Reproducibility issues are widely reported in life sciences. As a response, scientific communities have called for enhanced provenance information documenting the complete research life cycle, starting from biological or environmental material acquisition and ending with translating research results into practice. The integrity and trustworthiness of such provenance can be achieved by applying versioning mechanisms and cryptographic techniques, such as hashes or digital signatures, which are provenance metadata. However, the available provenance literature lacks an analysis of mechanisms for the exchange of provenance and its metadata between organizations as well as a grounded proposal of linking provenance and its metadata. In this work, we provide an in-depth analysis of the approaches for coupling provenance information and its metadata with documented research objects in the context of multi-organizational processes, leading to the categorization of possible approaches, description of their key properties, and derivation of requirements for underlying provenance models. We address the requirements by proposing a mechanism for linking provenance and its metadata by extending the Common Provenance Model, the open conceptual foundation for the ISO 23494 provenance standard series, currently under development. The concepts are demonstrated and validated on two complex use cases. This work is intended as a harmonized source of information on provenance coupling in the context of exchange of provenance between organizations, which can be used when designing or choosing a provenance solution.
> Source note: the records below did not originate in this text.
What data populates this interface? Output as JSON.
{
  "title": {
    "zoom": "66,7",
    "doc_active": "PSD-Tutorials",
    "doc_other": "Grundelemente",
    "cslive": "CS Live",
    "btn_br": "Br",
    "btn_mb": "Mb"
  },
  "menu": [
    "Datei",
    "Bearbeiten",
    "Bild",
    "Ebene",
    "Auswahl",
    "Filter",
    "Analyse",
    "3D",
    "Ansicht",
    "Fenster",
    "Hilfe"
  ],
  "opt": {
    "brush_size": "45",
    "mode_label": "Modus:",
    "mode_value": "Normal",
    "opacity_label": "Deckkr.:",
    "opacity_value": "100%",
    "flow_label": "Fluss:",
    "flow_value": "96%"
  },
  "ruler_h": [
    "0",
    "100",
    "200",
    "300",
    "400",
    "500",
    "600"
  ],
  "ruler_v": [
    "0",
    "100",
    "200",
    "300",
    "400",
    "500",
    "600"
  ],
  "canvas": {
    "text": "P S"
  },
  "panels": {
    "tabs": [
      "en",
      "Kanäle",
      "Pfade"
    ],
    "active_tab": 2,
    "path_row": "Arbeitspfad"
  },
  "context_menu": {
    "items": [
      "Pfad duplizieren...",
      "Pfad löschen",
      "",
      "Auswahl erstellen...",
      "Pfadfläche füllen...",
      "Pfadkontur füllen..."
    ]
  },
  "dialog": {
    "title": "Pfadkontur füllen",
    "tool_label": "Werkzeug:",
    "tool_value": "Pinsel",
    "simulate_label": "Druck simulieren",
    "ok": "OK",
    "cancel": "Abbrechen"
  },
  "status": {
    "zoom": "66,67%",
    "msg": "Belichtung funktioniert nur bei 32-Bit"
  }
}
This type of usage is exemplified in the extension of the Common Provenance Model as another step toward a provenance standard for life sciences.
|Submitted - 12 Dec 2023